In his discourse on Luther Tillich loads in all his spcial terms:
"Luther's concept of God is one of the most powerful in the whole history of human and Christian thought. This is not a God who is a being beside others, it is a God who we can have only through contrast" [Tillich speaking of Cuza, coincidence of oppossites--dialectical, appauphatic, Eastern orhtodox mystical influences--what is hidden before God is visible befoer the world and what is hidden before the world is visisble before God...Luther denies everything which can make God finite or a being before other beings [very very Tillichian/MacQurreyesque way of speaking] He makes the great statement that God is nearer to all creatures than they are to themselves [Augustine!]'God is at the same time every grain of sand totally and nevertheless in all above all and out of all creatures.' In these formula the old conflict between the Patheist and theistic tendencies in the doctrine of God is resolved." (Tilich, History of Christian Thought. 24)
OR again he says:
".And I would say very dogmatically that any doctrine of God which leaves out one of these elements does not really speak of God but of something less than God." (History of Christian Thought p24). All of that is so heavily loaded with Tillichian langauge I don't see how he could be describing any view but his own! Clealry he found these elements in these thinkers and they shaped his view.
Thus Tillich's notion of God as the ground of being is not only orthodox, but is shared by most of the great thinkers of the Christian tradition. Christianity is much deeper and richer than most people understand.
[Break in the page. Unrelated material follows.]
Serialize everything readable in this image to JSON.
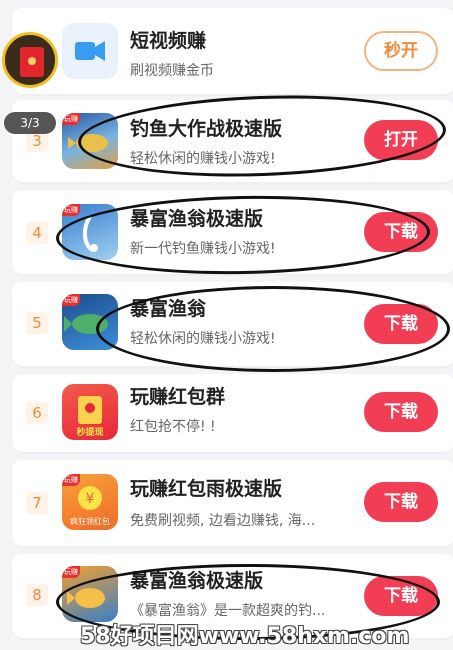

It remians misunderstood and unexplored by the vast majority of its adherents and is even less understood by its critics.The Christian concept of God is a much more philosophical and abstract concept, much deeper and richer in neuance and understanding than any atheist ever considers.
Do you think you could tell me in specific terms, not just an ignorant opinion but real concept as to why this is so silly for you?